  15. 15. The Dresdner Frauenkirche (Church of Our Lady) was destroyed by firebombing during World War II. The building vanished from Dresden's skyline, and the stones lay in a pile in the centre of the city for the next 45 years during the Communist rule of East Germany. After reunification and 13 years of rebuilding, the church was reconsecrated in 2005. GERMANY
  16. 16. A Fairy Chimney is a conical rock formation, typically found in the Cappadocia region of Turkey where a thick layer of tuff (consolidated volcanic ash) is covered by a thin layer of basalt that is more resistant to erosion than the underlying tuff. The Chimneys are formed where a small cap or boulder of the original basalt remains, and protects a cone of tuff beneath it from erosion. Eventually, the tuff will be undercut and the cap falls off, and the remaining cone is then quickly eroded. TURKEY

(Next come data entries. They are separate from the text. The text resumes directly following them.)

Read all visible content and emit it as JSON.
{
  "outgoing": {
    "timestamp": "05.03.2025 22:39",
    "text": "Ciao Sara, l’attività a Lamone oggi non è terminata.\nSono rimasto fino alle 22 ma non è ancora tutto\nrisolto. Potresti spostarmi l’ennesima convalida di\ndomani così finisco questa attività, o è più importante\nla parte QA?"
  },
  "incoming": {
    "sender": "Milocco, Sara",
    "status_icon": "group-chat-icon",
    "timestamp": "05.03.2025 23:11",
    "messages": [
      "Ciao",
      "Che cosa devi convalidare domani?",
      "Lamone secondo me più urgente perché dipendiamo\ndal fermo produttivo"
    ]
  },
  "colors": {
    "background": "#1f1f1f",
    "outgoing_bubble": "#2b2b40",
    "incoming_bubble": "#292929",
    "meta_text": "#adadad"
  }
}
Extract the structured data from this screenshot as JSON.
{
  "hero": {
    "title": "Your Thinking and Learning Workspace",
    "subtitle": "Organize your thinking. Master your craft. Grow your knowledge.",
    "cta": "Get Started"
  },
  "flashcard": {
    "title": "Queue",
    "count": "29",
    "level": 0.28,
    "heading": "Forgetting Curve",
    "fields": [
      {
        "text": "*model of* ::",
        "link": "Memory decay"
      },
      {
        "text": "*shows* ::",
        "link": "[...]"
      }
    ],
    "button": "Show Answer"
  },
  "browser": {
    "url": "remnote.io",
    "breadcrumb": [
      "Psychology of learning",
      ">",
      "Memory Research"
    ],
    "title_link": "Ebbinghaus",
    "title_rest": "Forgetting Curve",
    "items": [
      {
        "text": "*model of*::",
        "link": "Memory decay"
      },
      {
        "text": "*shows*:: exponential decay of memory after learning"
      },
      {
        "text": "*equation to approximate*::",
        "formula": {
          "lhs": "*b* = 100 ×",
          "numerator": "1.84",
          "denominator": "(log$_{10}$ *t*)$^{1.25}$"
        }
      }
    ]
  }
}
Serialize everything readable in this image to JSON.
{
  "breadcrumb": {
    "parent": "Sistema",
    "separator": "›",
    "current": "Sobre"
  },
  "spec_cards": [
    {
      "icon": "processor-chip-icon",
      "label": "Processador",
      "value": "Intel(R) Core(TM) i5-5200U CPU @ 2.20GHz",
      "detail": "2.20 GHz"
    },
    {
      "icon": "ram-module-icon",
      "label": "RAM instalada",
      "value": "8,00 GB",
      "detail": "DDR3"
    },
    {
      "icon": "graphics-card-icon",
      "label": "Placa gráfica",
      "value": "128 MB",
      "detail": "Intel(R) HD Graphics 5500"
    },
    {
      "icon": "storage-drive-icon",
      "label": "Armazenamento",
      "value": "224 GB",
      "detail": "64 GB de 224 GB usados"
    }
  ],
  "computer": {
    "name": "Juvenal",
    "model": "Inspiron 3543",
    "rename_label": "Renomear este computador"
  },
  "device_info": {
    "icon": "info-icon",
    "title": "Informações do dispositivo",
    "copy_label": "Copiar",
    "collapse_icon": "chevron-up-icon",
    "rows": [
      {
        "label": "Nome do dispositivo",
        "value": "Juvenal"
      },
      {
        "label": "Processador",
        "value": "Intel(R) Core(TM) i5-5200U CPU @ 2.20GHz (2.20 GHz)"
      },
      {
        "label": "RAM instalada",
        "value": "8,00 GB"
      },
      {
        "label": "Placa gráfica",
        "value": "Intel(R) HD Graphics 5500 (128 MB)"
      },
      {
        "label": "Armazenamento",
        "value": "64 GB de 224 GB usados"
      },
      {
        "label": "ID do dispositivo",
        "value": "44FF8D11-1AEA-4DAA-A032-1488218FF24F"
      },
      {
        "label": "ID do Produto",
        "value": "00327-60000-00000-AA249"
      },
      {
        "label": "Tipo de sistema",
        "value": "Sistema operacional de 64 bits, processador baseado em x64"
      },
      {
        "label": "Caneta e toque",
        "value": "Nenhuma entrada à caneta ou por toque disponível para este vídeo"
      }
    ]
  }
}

  17. 17. Brussels has a Cartoon Museum and a Cartoon Film Festival. Tintin (Hergé), and the Smurfs (Peyo), were created here. There are over 50 Cartoon Murals on walls throughout Brussels organised by the Brussels city authorities, with the help of the Belgian Comic Strip Centre. BELGIUM
  18. 18. Larabanga is a town in north western Ghana. It is known for its mud-built, white-washed mosque , said to date from the 15 th century when the trans-Saharan trade was at its height. It houses a copy of the Qur'an almost as old as the mosque itself. GHANA
  19. 19. Transhumance is the seasonal movement of livestock between lowland pastures and alpine meadows. Herders and their animals move up into alpine meadows as the snow retreats. Both the ascent and the descent, the alpabfahrt, in autumn, are cause for local celebration and are marked by the wearing of traditional costume and the decoration of the cows. SWITZERLAND
  20. 20. The Corinth Canal is a canal connecting the Gulf of Corinth with the Aegean Sea. The canal is 6.3 km in length and was built between 1881 and 1893. The canal is nowadays mostly used by tourist ships and it saves a 400 km long journey, but as it is only 21 m wide, it is too narrow for most modern ocean freighters. 11,000 ships a year travel through the waterway. GREECE
  21. 21. The Chernobyl Exclusion Zone is considered a relatively safe to visit, and several Ukrainian companies offer guided tours of the area. The radiation levels have dropped rapidly as time has passed, although radiation levels in close proximity to the Chernobyl Power Plant itself are still at almost the same level as in 1986. When touring in close proximity to the Power Plant, visitors are usually provided with a hazmat suit, a gas mask, and most importantly, a Geiger counter. UKRAINE
  22. 22. 02 CHINA Yangtze River (Chang Jiang) 03 UNITED ARAB EMIRATES Robot jockey camel racing 04 USA ARIZONA Grand Canyon Skywalk 05 RUSSIA Mirny diamond mine 06 TAIWAN Kiss and Ride 07 EGYPT Pyramids of Giza 08 SWITZERLAND Poire William 09 GERMANY Berlin Wall 10 VATICAN CITY Swiss Guard 11 UGANDA Lake flies 12 CHINA (HONG KONG) Public housing 13 TANZANIA Lake Natron 14 JAPAN Kobe earthquake 15 GERMANY Dresden Frauenkirche 16 TURKEY Cappadocia fairy chimneys 17 BELGIUM Brussels cartoon murals 18 GHANA Larabanga mosque 19 SWITZERLAND Transhumance 20 GREECE Corinth Canal 21 UKRAINE Chernobyl Exclusion Zone Geography What on Earth?